Even abject worldliness is valiant in its own way, and avarice and ambition can be daring when the gods of their idolatry are assailed. He to whom money is the supreme good may die rather than surrender his gold, and he who makes his idol of human breath will sooner renounce life itself than the world's favor. The great distinction to be marked in this respect is this, that some men measure value more by the amount of goods or wealth at stake, while others estimate it by the quality of the good or the worth at stake. We think it very desirable that both estimates should be regarded—that of goods or wealth, and of good or toorlh. The goods that make up wealth are certainly to be much valued, and it is every man's duty to keep and defend, by just means, his rightful property; and we are convinced that an advanced stage of civilization not only gives new comforts but new powers, from the ampler motives that it imparts to men to defend their possessions. Surely no savage can fight for his wigwam as bravely and persistently as the civilized man fights for his home, his country, and his altar. Yet the very list of goods that we have proves that the goods of a true civilization must needs ascend to the supreme good above all material things, or to a sacred justice which was in God before the world was made, and which is needed to keep the world within God's blessing, and to give to men the highest and most lasting motive.

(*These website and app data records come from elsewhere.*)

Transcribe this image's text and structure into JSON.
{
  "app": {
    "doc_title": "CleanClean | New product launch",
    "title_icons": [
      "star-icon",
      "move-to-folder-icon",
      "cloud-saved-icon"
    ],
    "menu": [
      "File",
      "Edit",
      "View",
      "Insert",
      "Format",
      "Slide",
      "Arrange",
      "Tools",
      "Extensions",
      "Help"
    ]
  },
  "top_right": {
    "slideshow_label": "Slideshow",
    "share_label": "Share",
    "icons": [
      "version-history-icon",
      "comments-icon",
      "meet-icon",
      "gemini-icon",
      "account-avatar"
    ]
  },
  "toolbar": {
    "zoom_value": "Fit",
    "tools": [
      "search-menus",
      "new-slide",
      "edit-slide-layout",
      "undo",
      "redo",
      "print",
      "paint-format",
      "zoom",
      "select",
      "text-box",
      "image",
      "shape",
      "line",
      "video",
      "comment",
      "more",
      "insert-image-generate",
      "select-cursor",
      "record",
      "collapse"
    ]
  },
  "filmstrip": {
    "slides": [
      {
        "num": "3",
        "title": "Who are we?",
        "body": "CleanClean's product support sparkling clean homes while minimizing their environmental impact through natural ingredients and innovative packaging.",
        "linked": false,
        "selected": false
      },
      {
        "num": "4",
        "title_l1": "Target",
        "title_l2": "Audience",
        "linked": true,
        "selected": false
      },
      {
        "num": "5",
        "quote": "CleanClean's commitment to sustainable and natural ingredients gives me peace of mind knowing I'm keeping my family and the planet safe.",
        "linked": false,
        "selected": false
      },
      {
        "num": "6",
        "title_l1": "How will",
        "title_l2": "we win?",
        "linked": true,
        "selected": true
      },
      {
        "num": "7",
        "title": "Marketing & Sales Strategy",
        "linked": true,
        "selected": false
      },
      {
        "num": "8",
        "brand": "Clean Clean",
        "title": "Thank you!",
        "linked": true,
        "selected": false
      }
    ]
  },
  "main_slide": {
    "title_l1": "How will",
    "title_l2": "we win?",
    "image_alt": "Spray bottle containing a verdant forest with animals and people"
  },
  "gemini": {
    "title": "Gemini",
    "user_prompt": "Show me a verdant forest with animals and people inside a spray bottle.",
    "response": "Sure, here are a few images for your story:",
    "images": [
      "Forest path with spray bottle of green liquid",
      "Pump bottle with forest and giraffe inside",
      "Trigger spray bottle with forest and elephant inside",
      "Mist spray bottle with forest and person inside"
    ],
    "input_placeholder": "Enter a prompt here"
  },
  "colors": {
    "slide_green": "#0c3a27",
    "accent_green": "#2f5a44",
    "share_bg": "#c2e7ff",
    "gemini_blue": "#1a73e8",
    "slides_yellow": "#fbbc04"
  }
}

No man can love his home and family truly until he loves it sacredly, or under Divine law and grace, as well as under human affections; and the love of country as well as of kindred is never strongest apart from the inspirations of religion. For the supreme good crowns and blesses all other goods; and that is the strongest state of society which unites the most privileges under the highest and most lasting sanctions. This is the Christian State or Commonwealth; and certainly the facts of experience confirm the nature of